I‘ve long been aware of, and irritated by, the Christian Right’s Traditional Values Coalition. But recent comments made by its head, Rev. Louis Sheldon (left), are more than irritating. They are, to put it bluntly, infuriating.
In an interview with Larry Kohler-Esses, editor-at-large for Jewish Weekly, Sheldon said that he and “a lot” of others close to Ted Haggard knew about the latter’s homosexual leanings “but we weren’t sure just how to deal with it. Ted and I had a discussion,” Sheldon told Esses, and stated Haggard revealed his struggle at one point: “He said homosexuality is genetic. I said, no it isn’t. But I just knew he was covering up. They need to say that.”
There’s plenty I could say about that last sentence. But I’ll hold myself in check for now on that score. If you knew, Rev. Sheldon, he was covering up, why didn’t you confront him? Did you push him toward getting counseling? Did you insist he confess these temptations to his Church board and his fellow leaders amongst the National Assocation of Evangelicals? Did you ask him if he struggled with porn use, internet porn, or had ever acted out sexually? Did you urge him to join, and monitor his progress in joining, Sexaholics Anonymous or another such group that helps those struggling with sex addictions?
I do happen to believe that gayness is not genetic. I have seen real gays change, including my friends John Smid and Mario Bergner. But I also don’t believe it is easily battled or even easily discussed. Yet not discussing it can result only in the many who struggle with same sex desires within the Evangelical Church being left in a double-bind. “Don’t ask, don’t tell” — that’s the way we do it, huh? Leave the Haggards of the world in a situation where everything is okay on the surface, but don’t let me see beneath the surface to who you really are as a human being in all your darkness and pain and hurt. After all, that might reveal my own hurt and darkness. Better to leave all this untouched, while advocating a moral America which never did, and never will exist.
And what does this teach the watching world about our attitude toward temptation — any kind of temptation? Is it wrong for someone to be tempted homosexually? The answer is no. Yet if we make it dangerous even to mention that we are tempted, what will be the inevitable outcome? Temptation undealt with leads to failure — sin. If we cannot even be honest about homosexual temptation — heck, sexual temptation period! — how can we hope to model in our actions and lives a morality that is anything more than the most hypocritical puke?

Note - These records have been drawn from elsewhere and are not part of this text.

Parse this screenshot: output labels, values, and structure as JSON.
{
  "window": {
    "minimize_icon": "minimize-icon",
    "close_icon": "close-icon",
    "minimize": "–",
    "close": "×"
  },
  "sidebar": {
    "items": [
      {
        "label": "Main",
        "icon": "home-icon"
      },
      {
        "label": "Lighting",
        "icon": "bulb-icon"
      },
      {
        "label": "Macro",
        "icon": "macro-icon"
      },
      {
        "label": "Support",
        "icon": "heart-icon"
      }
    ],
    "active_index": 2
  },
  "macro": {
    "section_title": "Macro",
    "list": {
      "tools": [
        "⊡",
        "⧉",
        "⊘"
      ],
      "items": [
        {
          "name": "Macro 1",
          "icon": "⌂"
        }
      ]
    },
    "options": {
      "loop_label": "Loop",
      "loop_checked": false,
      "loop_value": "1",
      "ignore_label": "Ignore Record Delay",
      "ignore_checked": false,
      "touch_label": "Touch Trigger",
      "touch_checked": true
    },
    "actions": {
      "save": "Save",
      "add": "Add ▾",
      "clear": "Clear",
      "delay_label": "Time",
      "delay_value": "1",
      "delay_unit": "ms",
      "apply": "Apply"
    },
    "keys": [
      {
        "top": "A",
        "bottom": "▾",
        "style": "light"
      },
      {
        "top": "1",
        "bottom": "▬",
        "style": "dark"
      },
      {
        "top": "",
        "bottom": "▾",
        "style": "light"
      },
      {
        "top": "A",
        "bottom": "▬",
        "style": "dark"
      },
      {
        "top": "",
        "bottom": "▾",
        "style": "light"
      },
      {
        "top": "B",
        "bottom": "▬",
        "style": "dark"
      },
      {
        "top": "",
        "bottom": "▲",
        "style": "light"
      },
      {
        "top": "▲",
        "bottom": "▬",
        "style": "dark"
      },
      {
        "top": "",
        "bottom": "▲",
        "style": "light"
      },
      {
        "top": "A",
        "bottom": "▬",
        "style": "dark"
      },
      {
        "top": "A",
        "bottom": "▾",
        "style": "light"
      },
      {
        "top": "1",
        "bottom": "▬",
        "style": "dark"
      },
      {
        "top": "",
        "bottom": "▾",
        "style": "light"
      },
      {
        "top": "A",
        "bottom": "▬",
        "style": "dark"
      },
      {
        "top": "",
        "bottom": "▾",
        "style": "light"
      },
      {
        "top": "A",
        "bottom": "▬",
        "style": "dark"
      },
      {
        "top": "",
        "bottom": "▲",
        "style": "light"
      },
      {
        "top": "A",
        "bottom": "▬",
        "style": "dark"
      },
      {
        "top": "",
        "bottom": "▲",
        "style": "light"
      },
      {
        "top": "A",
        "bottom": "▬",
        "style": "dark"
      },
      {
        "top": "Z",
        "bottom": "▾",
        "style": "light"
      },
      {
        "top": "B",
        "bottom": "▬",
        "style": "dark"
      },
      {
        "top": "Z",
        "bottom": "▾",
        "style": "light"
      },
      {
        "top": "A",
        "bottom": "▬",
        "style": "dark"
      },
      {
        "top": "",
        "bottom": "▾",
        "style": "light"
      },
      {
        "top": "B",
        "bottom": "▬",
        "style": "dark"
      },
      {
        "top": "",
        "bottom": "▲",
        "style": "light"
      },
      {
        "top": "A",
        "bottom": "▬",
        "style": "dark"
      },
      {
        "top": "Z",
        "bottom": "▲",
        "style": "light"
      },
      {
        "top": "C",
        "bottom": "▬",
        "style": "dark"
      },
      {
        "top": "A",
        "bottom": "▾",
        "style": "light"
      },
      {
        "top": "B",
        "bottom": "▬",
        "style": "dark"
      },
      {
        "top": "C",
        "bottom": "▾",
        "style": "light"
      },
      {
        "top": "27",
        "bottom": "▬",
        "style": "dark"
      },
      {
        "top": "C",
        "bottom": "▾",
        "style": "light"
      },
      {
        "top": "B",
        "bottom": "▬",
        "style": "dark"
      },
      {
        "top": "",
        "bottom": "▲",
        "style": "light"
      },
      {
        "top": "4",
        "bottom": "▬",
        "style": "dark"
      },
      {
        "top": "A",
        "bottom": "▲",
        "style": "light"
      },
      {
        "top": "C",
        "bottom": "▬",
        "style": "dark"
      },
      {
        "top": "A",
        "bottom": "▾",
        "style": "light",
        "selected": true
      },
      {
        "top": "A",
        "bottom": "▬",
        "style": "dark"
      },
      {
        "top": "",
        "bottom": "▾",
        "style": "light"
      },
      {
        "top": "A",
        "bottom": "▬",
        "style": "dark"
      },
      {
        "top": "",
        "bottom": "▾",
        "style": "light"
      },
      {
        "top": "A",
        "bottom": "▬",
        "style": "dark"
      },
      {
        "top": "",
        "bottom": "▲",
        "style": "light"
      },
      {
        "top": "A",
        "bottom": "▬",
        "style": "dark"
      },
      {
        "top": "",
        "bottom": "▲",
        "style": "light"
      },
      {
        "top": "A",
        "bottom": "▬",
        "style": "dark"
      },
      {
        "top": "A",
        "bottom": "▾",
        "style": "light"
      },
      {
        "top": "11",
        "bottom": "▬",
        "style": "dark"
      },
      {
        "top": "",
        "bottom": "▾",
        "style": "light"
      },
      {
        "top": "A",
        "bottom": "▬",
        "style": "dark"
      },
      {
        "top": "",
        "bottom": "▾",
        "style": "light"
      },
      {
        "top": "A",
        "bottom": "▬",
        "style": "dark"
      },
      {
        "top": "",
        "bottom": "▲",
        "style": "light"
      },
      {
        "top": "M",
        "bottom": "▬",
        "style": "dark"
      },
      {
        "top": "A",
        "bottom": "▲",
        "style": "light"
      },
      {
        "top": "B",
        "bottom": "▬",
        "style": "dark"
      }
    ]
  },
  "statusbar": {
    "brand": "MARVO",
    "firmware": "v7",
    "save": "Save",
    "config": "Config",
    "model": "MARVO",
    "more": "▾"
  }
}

This all makes me angry. And to you, Rev. Sheldon, along with all the others who knew and allowed this struggle to remain a secret, shame. Ted’s sin may be less than yours. I ache for the day when this sort of “super-spiritual offal” is finally shoveled out of our pulpits, radio shows, and maybe even lives. Real Christianity can’t even get started while the centerpiece of our lives is all about appearances. Why? Because real Christianity is about shedding them.